For Mothers Who Want To Breast-Feed, Hospital Stay Can Be Crucial
Posted November 10, 2001
RALEIGH, N.C. — During pregnancy, one of the many things parents-to-be must decide is whether their baby will be breast-fed or bottle fed. For those who decide to breast-feed, what happens during their hospital stay plays a big role in getting them and baby off to a good start.
As a first-time mom, Karen Madaus was not quite sure what to expect in the hospital, but she had always planned to breast-feed her son.
"For the baby, it just seems like the benefits are endless," she said.
For mothers who want to breast-feed, what happens during the hospital stay is crucial. Lactation consultants recommend parents prepare a birth plan and go over it with their doctor before delivery.
"Part of that birth plan is going to be how they want their baby to be fed," said lactation consultant Vicki Baumann.
Mothers who want to breast-feed should let their medical team know that they do not want their baby to have a bottle. Experts say the first attempt to breast-feed should happen soon after the baby is born when he or she is still alert.
Baby Jordan had no problem getting the hang of it.
"One of his first feedings was a few hours after he was born," Madaus said.
Many hospitals have lactation consultants to help parents with questions or concerns. Most specialists recommend letting the baby sleep in your hospital room.
"Rooming is something that really should be a given. It's really teaching the mother and her baby as you go through day and night," said lactation consultant Molly Pessl.
At Rex Hospital, lactaction consultants are available seven days a week.
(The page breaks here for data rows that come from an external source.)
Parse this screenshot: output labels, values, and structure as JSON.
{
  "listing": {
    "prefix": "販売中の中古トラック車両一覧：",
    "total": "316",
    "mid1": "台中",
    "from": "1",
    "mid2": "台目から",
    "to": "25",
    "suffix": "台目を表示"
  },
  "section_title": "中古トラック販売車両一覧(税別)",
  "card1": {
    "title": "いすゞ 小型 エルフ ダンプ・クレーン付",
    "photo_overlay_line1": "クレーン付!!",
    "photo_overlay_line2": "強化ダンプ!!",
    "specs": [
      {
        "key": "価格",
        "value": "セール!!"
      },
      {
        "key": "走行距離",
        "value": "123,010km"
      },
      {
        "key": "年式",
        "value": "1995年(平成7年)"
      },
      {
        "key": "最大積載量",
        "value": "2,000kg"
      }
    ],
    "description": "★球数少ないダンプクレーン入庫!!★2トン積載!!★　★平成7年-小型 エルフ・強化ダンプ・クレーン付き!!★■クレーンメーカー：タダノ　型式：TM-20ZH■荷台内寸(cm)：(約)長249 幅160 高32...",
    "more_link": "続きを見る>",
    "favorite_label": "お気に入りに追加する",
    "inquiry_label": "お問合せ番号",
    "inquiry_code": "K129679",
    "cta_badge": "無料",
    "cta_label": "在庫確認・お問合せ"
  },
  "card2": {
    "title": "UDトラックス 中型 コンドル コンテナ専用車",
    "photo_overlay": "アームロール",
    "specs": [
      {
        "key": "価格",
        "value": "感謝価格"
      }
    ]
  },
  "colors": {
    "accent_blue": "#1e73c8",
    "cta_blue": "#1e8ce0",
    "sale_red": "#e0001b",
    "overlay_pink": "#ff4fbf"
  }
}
No matter where babies are delivered, experts say if mothers need help, they should ask for it. There are also support services available if people have questions or problems after they return home.